____ Provided information

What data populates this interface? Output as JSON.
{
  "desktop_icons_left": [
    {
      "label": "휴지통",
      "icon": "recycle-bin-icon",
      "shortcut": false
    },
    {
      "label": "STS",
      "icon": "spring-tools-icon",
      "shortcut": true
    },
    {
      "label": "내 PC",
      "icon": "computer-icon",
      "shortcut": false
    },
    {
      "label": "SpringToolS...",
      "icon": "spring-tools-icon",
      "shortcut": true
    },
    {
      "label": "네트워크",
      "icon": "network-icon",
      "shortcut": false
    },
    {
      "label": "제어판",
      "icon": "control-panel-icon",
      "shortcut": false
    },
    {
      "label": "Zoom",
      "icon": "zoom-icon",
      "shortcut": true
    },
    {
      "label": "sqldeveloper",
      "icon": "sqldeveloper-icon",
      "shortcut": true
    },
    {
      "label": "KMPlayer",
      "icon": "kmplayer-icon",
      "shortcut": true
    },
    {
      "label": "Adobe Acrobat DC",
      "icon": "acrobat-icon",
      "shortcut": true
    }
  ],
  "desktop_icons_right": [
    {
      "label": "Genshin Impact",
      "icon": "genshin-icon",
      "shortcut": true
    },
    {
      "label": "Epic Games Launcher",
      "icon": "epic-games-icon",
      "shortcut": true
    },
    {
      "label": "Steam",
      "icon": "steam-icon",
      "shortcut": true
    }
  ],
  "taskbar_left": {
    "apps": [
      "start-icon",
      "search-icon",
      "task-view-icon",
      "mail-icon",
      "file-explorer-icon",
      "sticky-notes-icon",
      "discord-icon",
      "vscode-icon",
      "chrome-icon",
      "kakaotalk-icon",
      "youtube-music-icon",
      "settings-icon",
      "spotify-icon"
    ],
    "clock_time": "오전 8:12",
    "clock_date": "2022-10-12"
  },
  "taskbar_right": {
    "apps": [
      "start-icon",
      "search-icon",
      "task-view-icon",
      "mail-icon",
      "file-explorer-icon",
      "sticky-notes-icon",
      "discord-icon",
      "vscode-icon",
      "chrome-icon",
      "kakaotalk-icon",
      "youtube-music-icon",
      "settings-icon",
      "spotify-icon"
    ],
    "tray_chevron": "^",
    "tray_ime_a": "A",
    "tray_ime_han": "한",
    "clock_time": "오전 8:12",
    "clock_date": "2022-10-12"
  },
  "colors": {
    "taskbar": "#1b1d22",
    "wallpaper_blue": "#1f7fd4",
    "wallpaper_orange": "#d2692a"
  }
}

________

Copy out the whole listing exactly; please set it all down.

What data populates this interface? Output as JSON.
{
  "desktop_icons_left": [
    {
      "label": "휴지통",
      "icon": "recycle-bin-icon",
      "shortcut": false
    },
    {
      "label": "STS",
      "icon": "spring-tools-icon",
      "shortcut": true
    },
    {
      "label": "내 PC",
      "icon": "computer-icon",
      "shortcut": false
    },
    {
      "label": "SpringToolS...",
      "icon": "spring-tools-icon",
      "shortcut": true
    },
    {
      "label": "네트워크",
      "icon": "network-icon",
      "shortcut": false
    },
    {
      "label": "제어판",
      "icon": "control-panel-icon",
      "shortcut": false
    },
    {
      "label": "Zoom",
      "icon": "zoom-icon",
      "shortcut": true
    },
    {
      "label": "sqldeveloper",
      "icon": "sqldeveloper-icon",
      "shortcut": true
    },
    {
      "label": "KMPlayer",
      "icon": "kmplayer-icon",
      "shortcut": true
    },
    {
      "label": "Adobe Acrobat DC",
      "icon": "acrobat-icon",
      "shortcut": true
    }
  ],
  "desktop_icons_right": [
    {
      "label": "Genshin Impact",
      "icon": "genshin-icon",
      "shortcut": true
    },
    {
      "label": "Epic Games Launcher",
      "icon": "epic-games-icon",
      "shortcut": true
    },
    {
      "label": "Steam",
      "icon": "steam-icon",
      "shortcut": true
    }
  ],
  "taskbar_left": {
    "apps": [
      "start-icon",
      "search-icon",
      "task-view-icon",
      "mail-icon",
      "file-explorer-icon",
      "sticky-notes-icon",
      "discord-icon",
      "vscode-icon",
      "chrome-icon",
      "kakaotalk-icon",
      "youtube-music-icon",
      "settings-icon",
      "spotify-icon"
    ],
    "clock_time": "오전 8:12",
    "clock_date": "2022-10-12"
  },
  "taskbar_right": {
    "apps": [
      "start-icon",
      "search-icon",
      "task-view-icon",
      "mail-icon",
      "file-explorer-icon",
      "sticky-notes-icon",
      "discord-icon",
      "vscode-icon",
      "chrome-icon",
      "kakaotalk-icon",
      "youtube-music-icon",
      "settings-icon",
      "spotify-icon"
    ],
    "tray_chevron": "^",
    "tray_ime_a": "A",
    "tray_ime_han": "한",
    "clock_time": "오전 8:12",
    "clock_date": "2022-10-12"
  },
  "colors": {
    "taskbar": "#1b1d22",
    "wallpaper_blue": "#1f7fd4",
    "wallpaper_orange": "#d2692a"
  }
}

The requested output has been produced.